10 Underground Homes That Are Crazy Cool
Underground homes can cut down on heating and cooling costs significantly. Check out what underground homes look like across the globe.
The last home you’ll ever need
The yard’s not bad either
A real green house
This home, designed by Bercy Chen Studio, is based on Native American pit houses, which used thermal heating with their design. Learn how to keep your house warm while saving on heating.
Florida: The Dune House, Atlantic Beach
William Morgan, a modernist architect, designed the duplex in the ’70s and it quickly caught the attention of many. It even led to Playboy using the duplex built into a sand dune in an issue. There are no right angles with the house and a nautilus shell inspired the interior design. Each duplex is 750 square feet with lofted bedrooms and closets built into the wood-paneled walls. At 750 square feet, the duplex might have you thinking it’s not much bigger than some of these incredible tiny houses for rent around the country
A search for commercial property turned into a lot with a cave for Curt and Deborah Sleeper back in 2003. It took four years for the couple to build their offices and home. In the meantime they lived in a big dehumidified tent inside the cave, which once served as a roller skating rink.
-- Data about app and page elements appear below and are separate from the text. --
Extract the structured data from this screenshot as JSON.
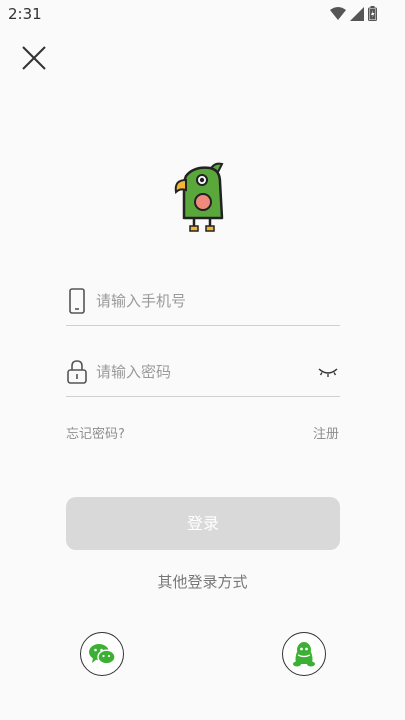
{
  "status_bar": {
    "time": "2:31",
    "icons": [
      "wifi-icon",
      "signal-icon",
      "battery-icon"
    ]
  },
  "header": {
    "close_icon": "close-icon"
  },
  "logo": {
    "icon": "parrot-logo-icon",
    "colors": {
      "body": "#5aa83c",
      "beak": "#f2b632",
      "cheek": "#ef8a7d"
    }
  },
  "form": {
    "phone": {
      "placeholder": "请输入手机号",
      "value": "",
      "icon": "phone-icon"
    },
    "password": {
      "placeholder": "请输入密码",
      "value": "",
      "icon": "lock-icon",
      "toggle_icon": "eye-closed-icon"
    },
    "forgot_password": "忘记密码?",
    "register": "注册",
    "login_button": "登录"
  },
  "other_login": {
    "label": "其他登录方式",
    "providers": [
      {
        "name": "wechat",
        "icon": "wechat-icon",
        "color": "#3cb034"
      },
      {
        "name": "qq",
        "icon": "qq-icon",
        "color": "#3cb034"
      }
    ]
  },
  "colors": {
    "button_disabled": "#d9d9d9",
    "divider": "#cfcfcf",
    "placeholder": "#9a9a9a"
  }
}
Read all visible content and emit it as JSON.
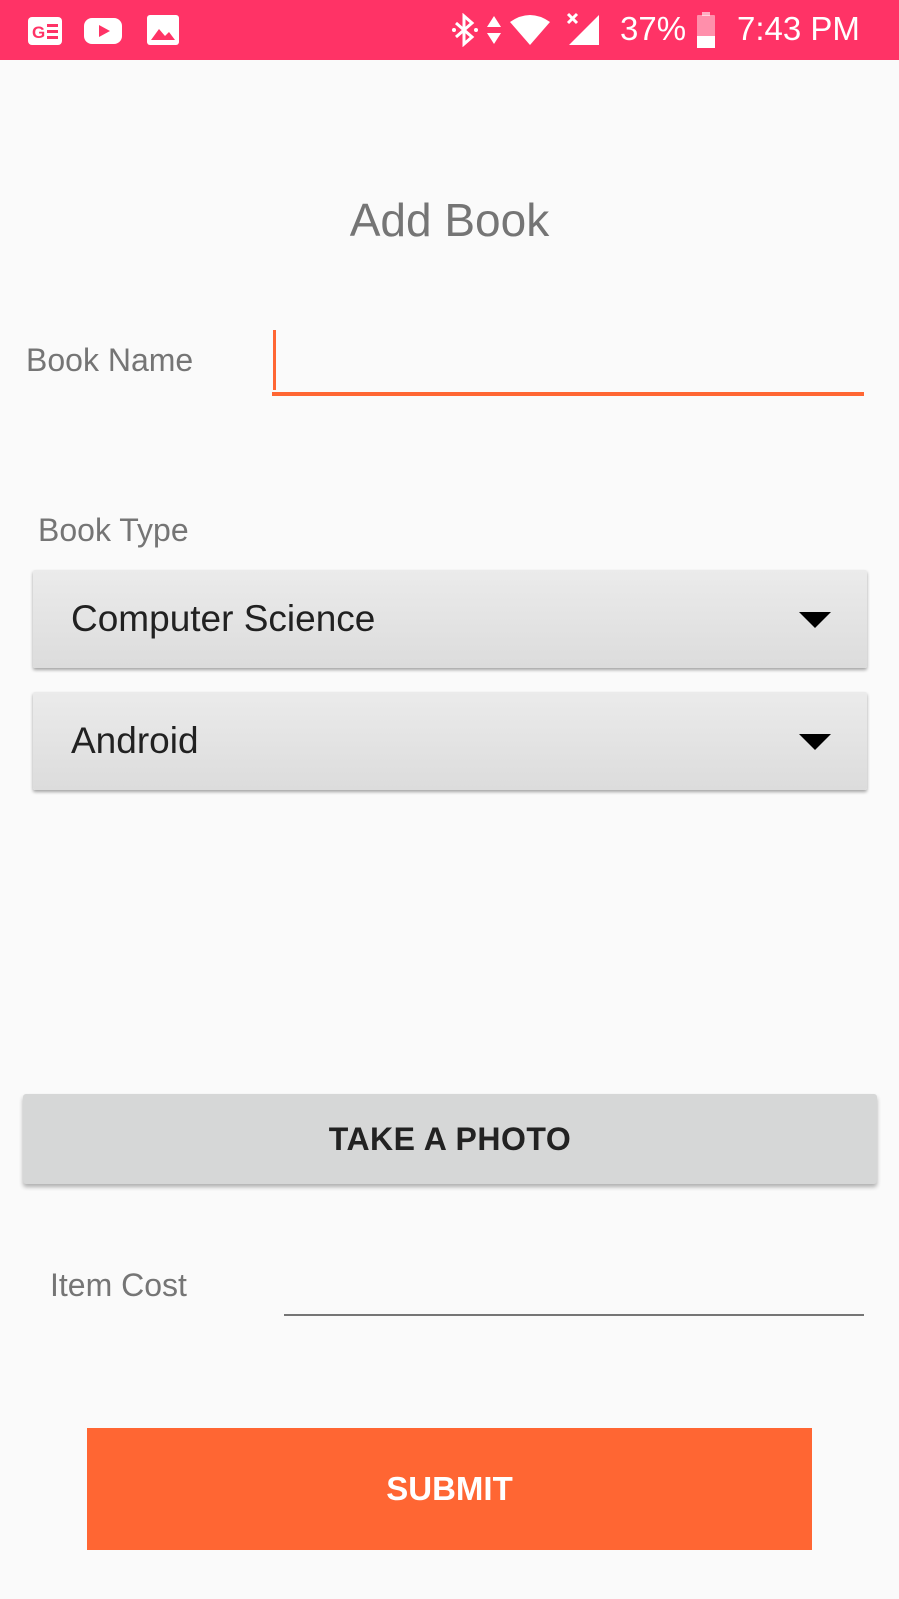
{
  "status_bar": {
    "battery": "37%",
    "time": "7:43 PM",
    "left_icons": [
      "google-news-icon",
      "youtube-icon",
      "gallery-icon"
    ],
    "right_icons": [
      "bluetooth-icon",
      "data-arrows-icon",
      "wifi-icon",
      "signal-icon",
      "battery-icon"
    ]
  },
  "form": {
    "title": "Add Book",
    "book_name_label": "Book Name",
    "book_name_value": "",
    "book_type_label": "Book Type",
    "category_selected": "Computer Science",
    "subcategory_selected": "Android",
    "take_photo_label": "TAKE A PHOTO",
    "item_cost_label": "Item Cost",
    "item_cost_value": "",
    "submit_label": "SUBMIT"
  },
  "colors": {
    "status_bar": "#ff3366",
    "accent": "#ff6633",
    "background": "#fafafa"
  }
}
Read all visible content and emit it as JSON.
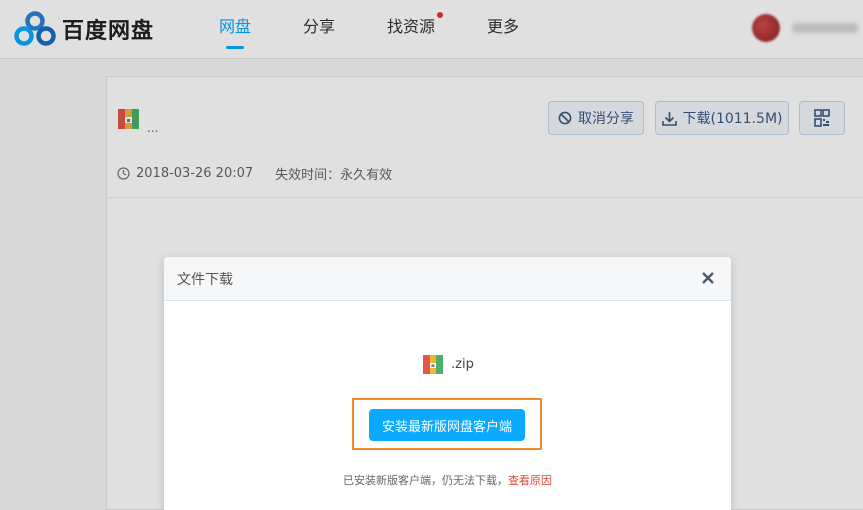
{
  "header": {
    "logo_text": "百度网盘",
    "nav": [
      {
        "label": "网盘",
        "active": true
      },
      {
        "label": "分享",
        "active": false
      },
      {
        "label": "找资源",
        "active": false,
        "badge": true
      },
      {
        "label": "更多",
        "active": false
      }
    ]
  },
  "share": {
    "file_name": "...",
    "cancel_label": "取消分享",
    "download_label": "下载(1011.5M)",
    "date": "2018-03-26 20:07",
    "expire_label": "失效时间：",
    "expire_value": "永久有效"
  },
  "modal": {
    "title": "文件下载",
    "file_name": ".zip",
    "install_label": "安装最新版网盘客户端",
    "hint": "已安装新版客户端，仍无法下载，",
    "hint_link": "查看原因"
  },
  "colors": {
    "accent": "#09aaff",
    "highlight": "#ef8b2c",
    "link_red": "#e0453a"
  },
  "icons": [
    "baidu-cloud-logo-icon",
    "file-zip-icon",
    "ban-icon",
    "download-icon",
    "qrcode-icon",
    "clock-icon",
    "close-icon"
  ]
}
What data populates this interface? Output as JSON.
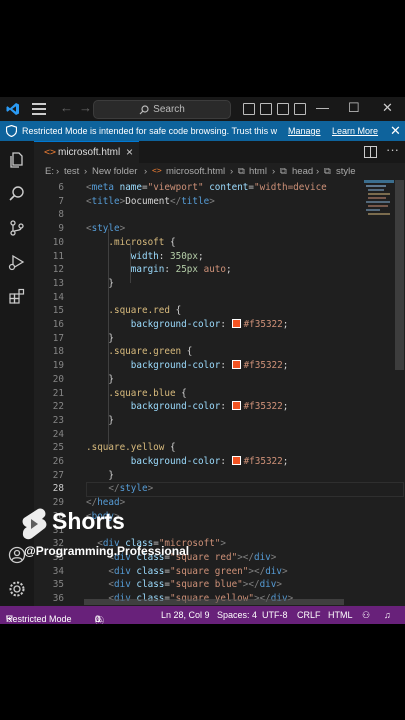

The couple faced considerable hurdles with getting fresh air and meeting egress requirements, it’s all quite the story. Check out these breathtaking photos of other caves around the world.
Nevada: Check the address
The pool possibility looks real neat but where’s it located? This home sits below ground in Las Vegas and is one of two underground houses on a 1.7-acre lot. The site does have an above-ground home for those accustomed to living on street level. Take a look at these other weird swimming pools from around the world.
In 1980 we featured the “Underground Home” a residence in Burnsville, Minnesota. At that time around 3,000 people owned underground homes. Don Mosch took part in pioneering the housing concept perfect for an energy conscious era. It was one of seven homes built and tested by the Underground Space Center at the University of Minnesota.
It was a three bedroom, 2,000-square foot home that held a number of temperature sensors and gauges to measure humidity inside and out, as well as calculate energy consumption to the last watt.
The house faced south and was surrounded by a berm. It reportedly cut heating costs by 50 to 85 percent. The underground homes were nearly hurricane and tornado proof, as well as fireproof. Because of that, insurance costs dropped 35 percent. The cost to build the home remained on par as conventional homes.
Much of the home was built with concrete, which presented problems of its own. Plus, once the home was built, there was no chance for additions.
Australia Mine Home
Over in Australia, abandoned mines were converted into homes, which can help people deal with the heat of the Australian desert. A smart way to keep your house cool, just like these other clever ways to slash your home energy bills.